Patients with compromised immune systems are highly vulnerable to infection, but a new study focused on mice at the University of Illinois College of Veterinary Medicine appears to have identified a cellular target that could improve vaccine efficacy.
The study is being conducted by Dr. Som Nanjappa and focuses on a protein that factors into regulation of immune response, CBLB. Nanjappa determined that protein can be targeted alongside an inactivated vaccine and grant it immunity. This could be especially helpful against fungal pathogens, which hit those with immune deficiencies especially hard — they have as much as a 70 percent mortality rate even when treated with antifungals.
“Because prevention is better than cure, the ideal solution would be to vaccinate immunocompromised individuals against such opportunistic infections,” Nanjappa said. “Currently, however, there are no licensed fungal vaccines. Additionally, in order to be safe for use in immunocompromised patients, such a vaccine would need to be based on an inactivated rather than live pathogen. Yet inactivated vaccines stimulate a weaker immune response.”
Nanjappa coordinated with additional colleagues at the University of Illinois and at the University of Wisconsin-Madison on the effort. Their current study shows that lasting immunity could potentially be provided against lethal fungal pathogens in those with certain cell deficiencies, by using adjuvants targeting negative regulators of T cell response.
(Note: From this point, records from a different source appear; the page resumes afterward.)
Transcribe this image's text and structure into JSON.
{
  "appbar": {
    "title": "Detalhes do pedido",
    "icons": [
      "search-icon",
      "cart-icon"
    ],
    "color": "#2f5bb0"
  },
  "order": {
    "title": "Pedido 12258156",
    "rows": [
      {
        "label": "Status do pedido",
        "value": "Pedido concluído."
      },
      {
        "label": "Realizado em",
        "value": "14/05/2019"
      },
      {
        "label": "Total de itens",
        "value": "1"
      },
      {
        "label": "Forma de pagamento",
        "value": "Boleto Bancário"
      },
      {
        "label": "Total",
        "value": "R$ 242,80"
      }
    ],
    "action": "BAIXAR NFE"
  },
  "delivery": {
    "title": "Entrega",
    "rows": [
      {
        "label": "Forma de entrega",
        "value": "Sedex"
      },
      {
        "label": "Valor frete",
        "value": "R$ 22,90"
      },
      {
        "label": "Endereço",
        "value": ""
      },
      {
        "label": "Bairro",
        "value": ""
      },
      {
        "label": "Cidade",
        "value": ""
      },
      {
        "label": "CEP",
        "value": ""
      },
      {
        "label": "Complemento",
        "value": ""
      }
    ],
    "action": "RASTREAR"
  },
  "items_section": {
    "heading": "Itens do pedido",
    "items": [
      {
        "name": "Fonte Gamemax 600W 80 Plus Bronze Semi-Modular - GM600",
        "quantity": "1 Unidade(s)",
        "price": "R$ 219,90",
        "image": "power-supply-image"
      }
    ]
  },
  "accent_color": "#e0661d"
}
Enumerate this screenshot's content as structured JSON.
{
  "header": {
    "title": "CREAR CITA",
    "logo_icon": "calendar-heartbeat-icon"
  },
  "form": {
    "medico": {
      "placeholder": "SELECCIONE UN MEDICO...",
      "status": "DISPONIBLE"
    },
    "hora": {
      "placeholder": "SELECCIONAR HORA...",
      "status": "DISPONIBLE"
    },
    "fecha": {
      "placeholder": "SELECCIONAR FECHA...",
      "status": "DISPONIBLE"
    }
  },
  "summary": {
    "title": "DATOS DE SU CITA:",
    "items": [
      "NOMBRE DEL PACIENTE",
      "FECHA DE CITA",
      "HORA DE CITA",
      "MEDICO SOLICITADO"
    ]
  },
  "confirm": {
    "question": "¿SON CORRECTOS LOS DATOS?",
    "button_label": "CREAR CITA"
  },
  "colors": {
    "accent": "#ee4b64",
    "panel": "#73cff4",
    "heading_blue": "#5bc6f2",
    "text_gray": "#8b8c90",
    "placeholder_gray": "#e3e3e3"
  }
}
Researchers’ findings were published in the Journal of Immunology.